Warrantless intercepts of the communications of foreign powers were undertaken as long ago as 1979, by the Carter administration. In 1994, Bill Clinton's deputy attorney general, Jamie Gorelick, testified to Congress, "The Department of Justice believes, and the case law supports, that the president has inherent authority to conduct warrantless physical searches for foreign intelligence purposes."
In the Dec. 15 Chicago Tribune, John Schmidt, associate attorney general in the Clinton administration, laid it out cold: "President Bush's post-Sept. 11, 2001, authorization to the National Security Agency to carry out electronic surveillance into private phone calls and e-mails is consistent with court decisions and with the positions of the Justice Department under prior presidents."

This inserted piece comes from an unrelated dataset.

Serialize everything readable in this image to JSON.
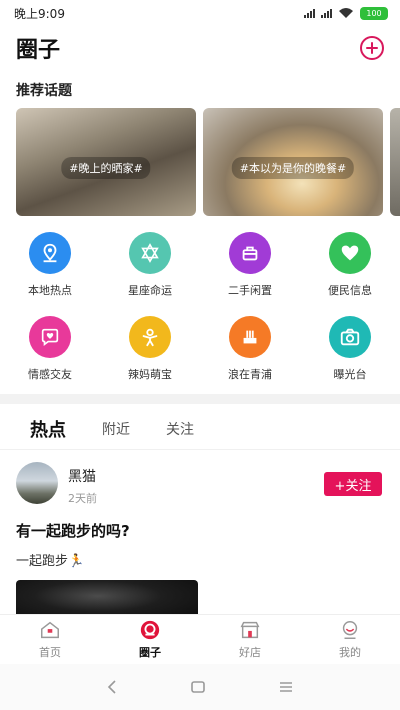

"News stories" in the Times and other newspapers and many national newscasts have largely ignored this legal record. Instead, they are tinged with a note of hysteria and the suggestion that fundamental freedoms have been violated by the NSA intercepts.
Earlier this month, a Newsweek cover story depicted George W. Bush as living inside a bubble, isolated from knowledge of the real world. Many of the news stories about the NSA intercepts show that it is mainstream media that are living inside a bubble, carefully insulating themselves and their readers and viewers from knowledge of applicable law and recent historical precedent, determined to pursue an agenda of undermining the Bush administration regardless of any damage to national security.
And damage there almost certainly would be were the program to be ended, as many Democrats and many in the mainstream media would like. Gen. Michael Hayden, former director of NSA and now deputy national intelligence director, has come forward to say, "This program has been successful in detecting and preventing attacks inside the United States."
The Constitution, Justice Robert Jackson famously wrote, should not be interpreted in a way that makes it "a suicide pact." The notion that terrorists' privacy must be respected when they place a cell-phone call to someone in the United States is in the nature of a suicide pact. The Fourth Amendment's ban on unreasonable searches and seizures in the United States should not be stretched into a ban on interceptions of communications from America's enemies abroad.
The mainstream media, inside their left-wing bubble, evidently thinks that there is not much in the way of danger. They should take a trip to Ground Zero, to the Sept. 11 memorial at the Pentagon, to Shanksville, Pa., where the heroes of United flight 93 prevented the terrorists from hitting their target in Washington.